It may be several days, or even longer, before we know the shape of our next government, but the business of government will carry on as usual.
Advanced electoral technology could actually work against democracy in the wrong hands.
A classical political science debate focuses on whether democracy is dependent on development. The director of the Electoral Integrity Project revisits the issue using new data from African elections.
Voting for national leaders has become the global norm in a remarkably short time – in Africa in 1988, only 25% of countries had multiparty elections, but 94% do today. Yet all is not well.
The recall is an ancient electoral procedure that has gained support in recent decades as a means for voters to defend the democratic state against extremism and serious abuses of power.
'Better Communities' funding is supposedly non-partisan: every electorate gets $300,000 for local projects. But only incumbent MPs have a say in this spending and 60% of them are government members.

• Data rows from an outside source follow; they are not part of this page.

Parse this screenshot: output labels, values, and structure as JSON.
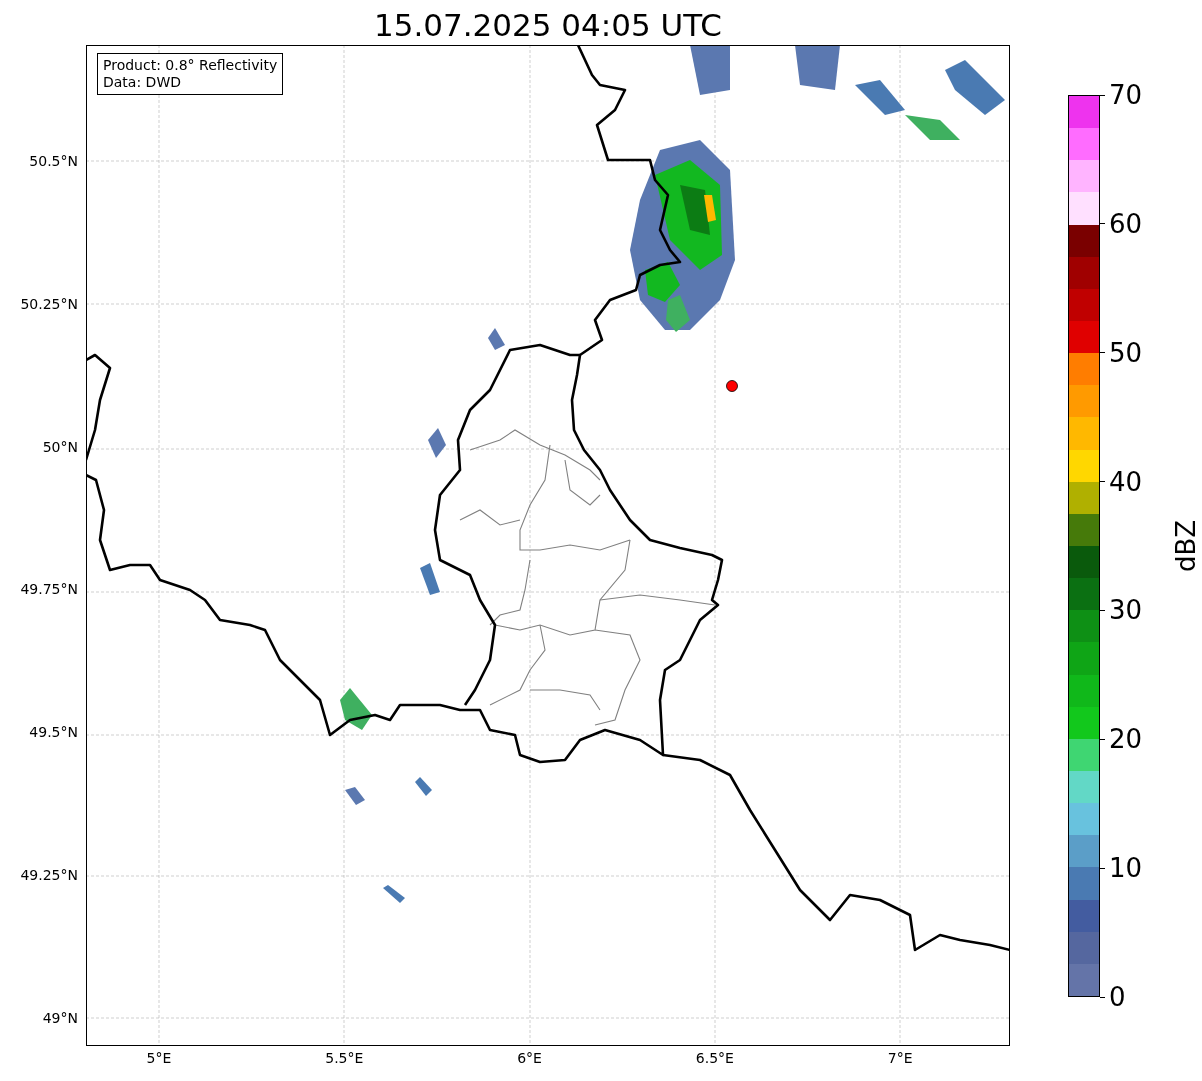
{
  "title": "15.07.2025 04:05 UTC",
  "map": {
    "legend": [
      "Product: 0.8° Reflectivity",
      "Data: DWD"
    ],
    "lat_ticks": [
      "50.5°N",
      "50.25°N",
      "50°N",
      "49.75°N",
      "49.5°N",
      "49.25°N",
      "49°N"
    ],
    "lon_ticks": [
      "5°E",
      "5.5°E",
      "6°E",
      "6.5°E",
      "7°E"
    ]
  },
  "colorbar": {
    "label": "dBZ",
    "ticks": [
      "70",
      "60",
      "50",
      "40",
      "30",
      "20",
      "10",
      "0"
    ],
    "bins": [
      {
        "color": "#6474a8"
      },
      {
        "color": "#55679f"
      },
      {
        "color": "#435ca0"
      },
      {
        "color": "#4a7ab2"
      },
      {
        "color": "#5b9ec8"
      },
      {
        "color": "#68c2de"
      },
      {
        "color": "#62d8c6"
      },
      {
        "color": "#3fd672"
      },
      {
        "color": "#12c81c"
      },
      {
        "color": "#10b81a"
      },
      {
        "color": "#0fa516"
      },
      {
        "color": "#0e9015"
      },
      {
        "color": "#0b7012"
      },
      {
        "color": "#0a5a0c"
      },
      {
        "color": "#467a0a"
      },
      {
        "color": "#b0b000"
      },
      {
        "color": "#ffd700"
      },
      {
        "color": "#ffb800"
      },
      {
        "color": "#ff9a00"
      },
      {
        "color": "#ff7d00"
      },
      {
        "color": "#e00000"
      },
      {
        "color": "#c00000"
      },
      {
        "color": "#a00000"
      },
      {
        "color": "#7a0000"
      },
      {
        "color": "#ffe0ff"
      },
      {
        "color": "#ffb4ff"
      },
      {
        "color": "#ff6cff"
      },
      {
        "color": "#ee33ee"
      }
    ]
  }
}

A year ago, a military coup toppled Thailand's elected government. The junta promised elections once a new constitution is adopted, but its authoritarian rule betrays a hostility to real democracy.
Labour, UKIP and the Greens all gained much bigger swings than the Conservatives, but were election losers. The first-past-the-post system let the Tories pick up a swag of seats with a 0.8% swing.